''I just kind of played stress-free golf out there and kept the golf ball in front of me,'' Spaun said. ''I had a lot of looks and scrambled pretty well, even though it was only a handful of times, but pretty overall pleased with how I played today.''

Cook has made the weekend cuts in all four of his starts this season. The 26-year-old former Arkansas player earned his PGA Tour card through the Web.com Tour.

''I think with an extra year on the Web this past year, I really grew mentally and with my game, just kind of more confidence,'' Cook said. ''I was able to put myself in contention on the Web.com more this year than I have in the past. I think I've just, you know, learned from experiences on the Web to help me grow out here.''

He planned to keep it simple Saturday night.

''I've got my parents here and my in-laws are both here as well as my wife,'' Cook said. ''Go home and just have a good home-cooked meal and just kind of enjoy the time and embrace the moment.''

Kirk won the last of his four PGA Tour titles in 2015 at Colonial.

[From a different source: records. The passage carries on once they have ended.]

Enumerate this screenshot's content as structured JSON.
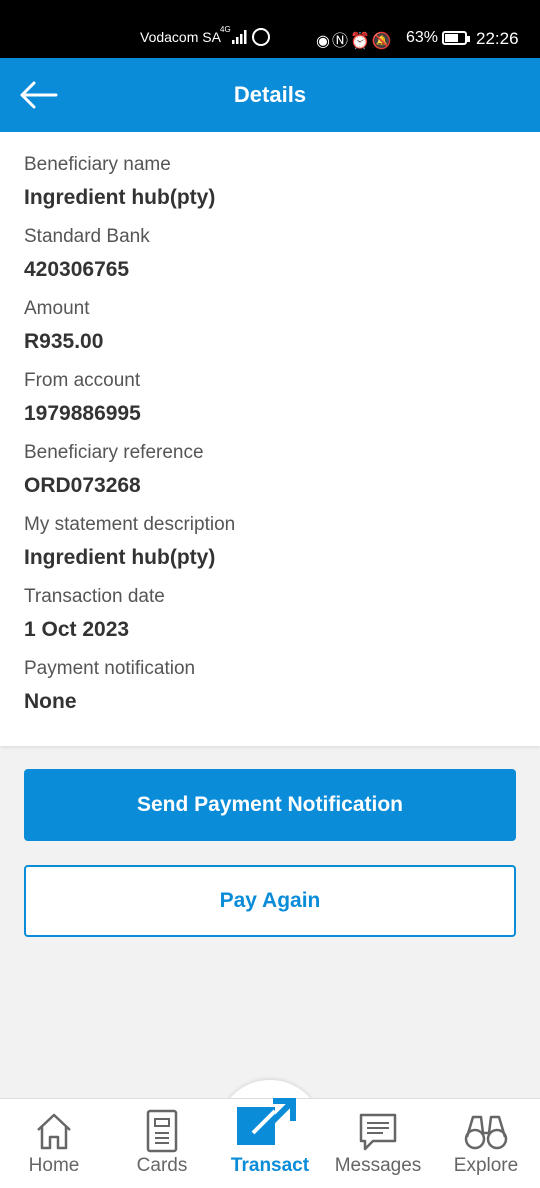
{
  "status_bar": {
    "carrier": "Vodacom SA",
    "network": "4G",
    "battery": "63%",
    "time": "22:26"
  },
  "header": {
    "title": "Details",
    "back_icon": "arrow-left-icon"
  },
  "details": {
    "beneficiary_name_label": "Beneficiary name",
    "beneficiary_name_value": "Ingredient hub(pty)",
    "bank_label": "Standard Bank",
    "bank_value": "420306765",
    "amount_label": "Amount",
    "amount_value": "R935.00",
    "from_account_label": "From account",
    "from_account_value": "1979886995",
    "beneficiary_reference_label": "Beneficiary reference",
    "beneficiary_reference_value": "ORD073268",
    "statement_description_label": "My statement description",
    "statement_description_value": "Ingredient hub(pty)",
    "transaction_date_label": "Transaction date",
    "transaction_date_value": "1 Oct 2023",
    "payment_notification_label": "Payment notification",
    "payment_notification_value": "None"
  },
  "actions": {
    "send_notification_label": "Send Payment Notification",
    "pay_again_label": "Pay Again"
  },
  "bottom_nav": {
    "home": "Home",
    "cards": "Cards",
    "transact": "Transact",
    "messages": "Messages",
    "explore": "Explore",
    "active": "Transact"
  },
  "colors": {
    "brand_blue": "#0a8cd9",
    "background": "#f2f2f2"
  }
}
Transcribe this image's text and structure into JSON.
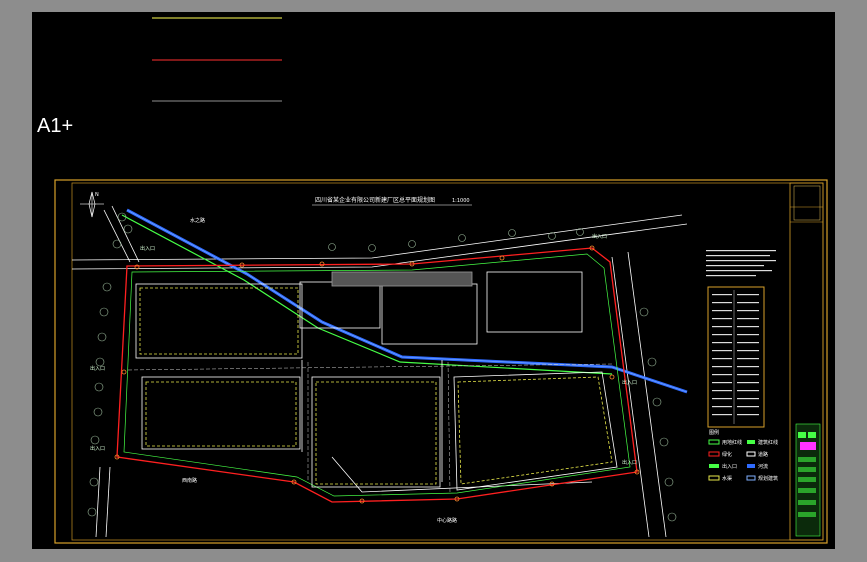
{
  "window": {
    "title": ""
  },
  "drawing": {
    "ucs_label": "A1+",
    "title": "四川省某企业有限公司新建厂区总平面规划图",
    "scale": "1:1000",
    "legend_title": "图例",
    "road_labels": {
      "south": "中心路路",
      "west": "西南路",
      "water": "水之路"
    },
    "gate_labels": [
      "出入口",
      "出入口",
      "出入口",
      "出入口",
      "出入口",
      "出入口"
    ],
    "colors": {
      "frame": "#d7a12a",
      "boundary": "#ff2020",
      "road": "#ffffff",
      "green": "#46ff46",
      "water": "#2f6bff",
      "building": "#e8e84a",
      "trees": "#9ab89a"
    },
    "legend_items": [
      "用地红线",
      "建筑红线",
      "绿化",
      "道路",
      "出入口",
      "河流",
      "水渠",
      "规划建筑"
    ],
    "header_lines": [
      {
        "color": "#ffff55"
      },
      {
        "color": "#ff3030"
      },
      {
        "color": "#909090"
      }
    ]
  }
}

''It's nice to be back in contention again,'' Kirk said. ''It's been a little while for me. But I felt great out there today, I felt really comfortable, and so hopefully it will be the same way tomorrow and I'll keep my foot on the pedal and stay aggressive, try to make some birdies.''